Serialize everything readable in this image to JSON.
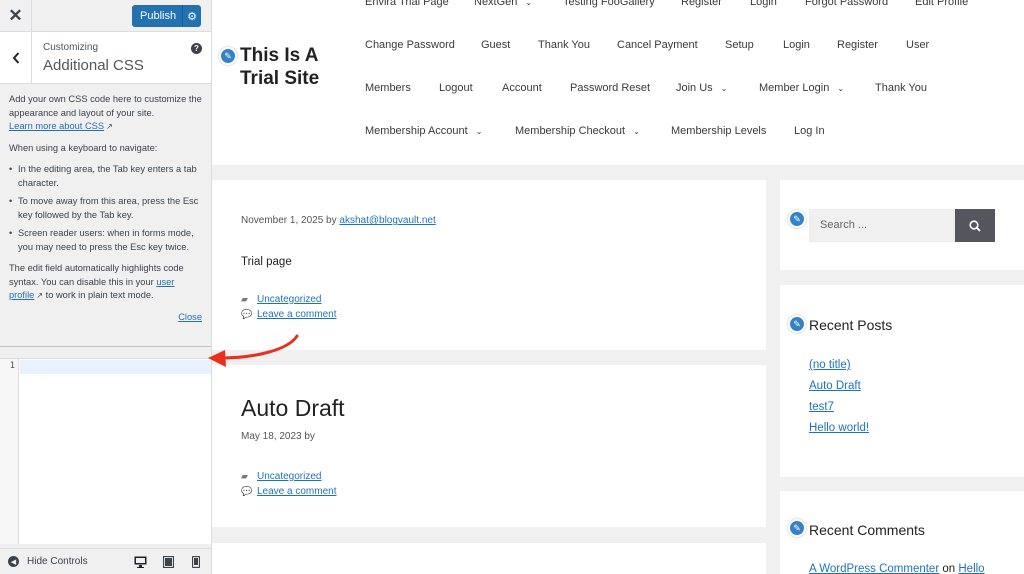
{
  "customizer": {
    "close_glyph": "✕",
    "publish_label": "Publish",
    "back_glyph": "‹",
    "customizing_label": "Customizing",
    "section_title": "Additional CSS",
    "help_glyph": "?",
    "intro": "Add your own CSS code here to customize the appearance and layout of your site.",
    "learn_more": "Learn more about CSS",
    "keyboard_heading": "When using a keyboard to navigate:",
    "bullets": [
      "In the editing area, the Tab key enters a tab character.",
      "To move away from this area, press the Esc key followed by the Tab key.",
      "Screen reader users: when in forms mode, you may need to press the Esc key twice."
    ],
    "highlight_pre": "The edit field automatically highlights code syntax. You can disable this in your",
    "user_profile": "user profile",
    "highlight_post": "to work in plain text mode.",
    "close_label": "Close",
    "line_number": "1",
    "hide_controls": "Hide Controls"
  },
  "site": {
    "title": "This Is A Trial Site",
    "nav": {
      "row0": [
        "Envira Trial Page",
        "NextGen",
        "Testing FooGallery",
        "Register",
        "Login",
        "Forgot Password",
        "Edit Profile"
      ],
      "row1": [
        "Change Password",
        "Guest",
        "Thank You",
        "Cancel Payment",
        "Setup",
        "Login",
        "Register",
        "User"
      ],
      "row2": [
        "Members",
        "Logout",
        "Account",
        "Password Reset",
        "Join Us",
        "Member Login",
        "Thank You"
      ],
      "row3": [
        "Membership Account",
        "Membership Checkout",
        "Membership Levels",
        "Log In"
      ]
    },
    "post1": {
      "date_prefix": "November 1, 2025 by",
      "author": "akshat@blogvault.net",
      "body": "Trial page",
      "category": "Uncategorized",
      "comment": "Leave a comment"
    },
    "post2": {
      "title": "Auto Draft",
      "date": "May 18, 2023 by",
      "category": "Uncategorized",
      "comment": "Leave a comment"
    },
    "search_placeholder": "Search ...",
    "recent_posts_title": "Recent Posts",
    "recent_posts": [
      "(no title)",
      "Auto Draft",
      "test7",
      "Hello world!"
    ],
    "recent_comments_title": "Recent Comments",
    "comment_author": "A WordPress Commenter",
    "comment_on": "on",
    "comment_post": "Hello"
  },
  "colors": {
    "accent": "#2271b1",
    "link": "#1e72bd",
    "arrow": "#e8301c"
  }
}
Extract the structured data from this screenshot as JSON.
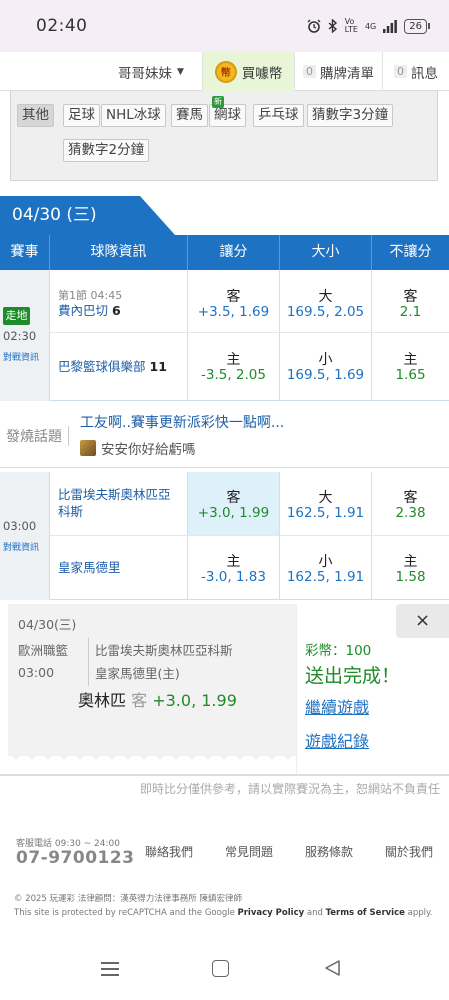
{
  "status_bar": {
    "time": "02:40",
    "icons": [
      "alarm-icon",
      "bluetooth-icon",
      "volte-icon",
      "signal-icon"
    ],
    "network": "4G",
    "battery": "26"
  },
  "top_nav": {
    "user": "哥哥妹妹",
    "coin_label": "買噱幣",
    "cart_count": "0",
    "cart_label": "購牌清單",
    "msg_count": "0",
    "msg_label": "訊息"
  },
  "categories": {
    "items": [
      "其他",
      "足球",
      "NHL冰球",
      "賽馬",
      "網球",
      "乒乓球",
      "猜數字3分鐘",
      "猜數字2分鐘"
    ],
    "new_tag": "新"
  },
  "date_header": "04/30 (三)",
  "table_header": [
    "賽事",
    "球隊資訊",
    "讓分",
    "大小",
    "不讓分"
  ],
  "games": [
    {
      "live": "走地",
      "time": "02:30",
      "battle_info": "對戰資訊",
      "period": "第1節 04:45",
      "away_team": "費內巴切",
      "away_score": "6",
      "home_team": "巴黎籃球俱樂部",
      "home_score": "11",
      "away_spread_side": "客",
      "away_spread": "+3.5, 1.69",
      "away_total_side": "大",
      "away_total": "169.5, 2.05",
      "away_ml_side": "客",
      "away_ml": "2.1",
      "home_spread_side": "主",
      "home_spread": "-3.5, 2.05",
      "home_total_side": "小",
      "home_total": "169.5, 1.69",
      "home_ml_side": "主",
      "home_ml": "1.65"
    },
    {
      "time": "03:00",
      "battle_info": "對戰資訊",
      "away_team": "比雷埃夫斯奧林匹亞科斯",
      "home_team": "皇家馬德里",
      "away_spread_side": "客",
      "away_spread": "+3.0, 1.99",
      "away_total_side": "大",
      "away_total": "162.5, 1.91",
      "away_ml_side": "客",
      "away_ml": "2.38",
      "home_spread_side": "主",
      "home_spread": "-3.0, 1.83",
      "home_total_side": "小",
      "home_total": "162.5, 1.91",
      "home_ml_side": "主",
      "home_ml": "1.58"
    }
  ],
  "hot_topic": {
    "label": "發燒話題",
    "title": "工友啊..賽事更新派彩快一點啊...",
    "subtitle": "安安你好給虧嗎"
  },
  "bet_popup": {
    "date": "04/30(三)",
    "league": "歐洲職籃",
    "time": "03:00",
    "team1": "比雷埃夫斯奧林匹亞科斯",
    "team2": "皇家馬德里(主)",
    "pick_team": "奧林匹",
    "pick_side": "客",
    "pick_line": "+3.0, 1.99",
    "coin_text": "彩幣：100",
    "done_text": "送出完成！",
    "continue_link": "繼續遊戲",
    "history_link": "遊戲紀錄",
    "close": "×"
  },
  "footer": {
    "disclaimer": "即時比分僅供參考，請以實際賽況為主，恕網站不負責任",
    "cs_label": "客服電話 09:30 ~ 24:00",
    "cs_phone": "07-9700123",
    "links": [
      "聯絡我們",
      "常見問題",
      "服務條款",
      "關於我們"
    ],
    "copyright": "© 2025 玩運彩 法律顧問：漢英得力法律事務所 陳鎮宏律師",
    "recaptcha_pre": "This site is protected by reCAPTCHA and the Google ",
    "privacy": "Privacy Policy",
    "and": " and ",
    "terms": "Terms of Service",
    "apply": " apply."
  }
}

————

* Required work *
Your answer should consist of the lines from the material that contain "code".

* Answer box *
    "intro": "Add your own CSS code here to customize the appearance and layout of your site.",
    "highlight_pre": "The edit field automatically highlights code syntax. You can disable this in your",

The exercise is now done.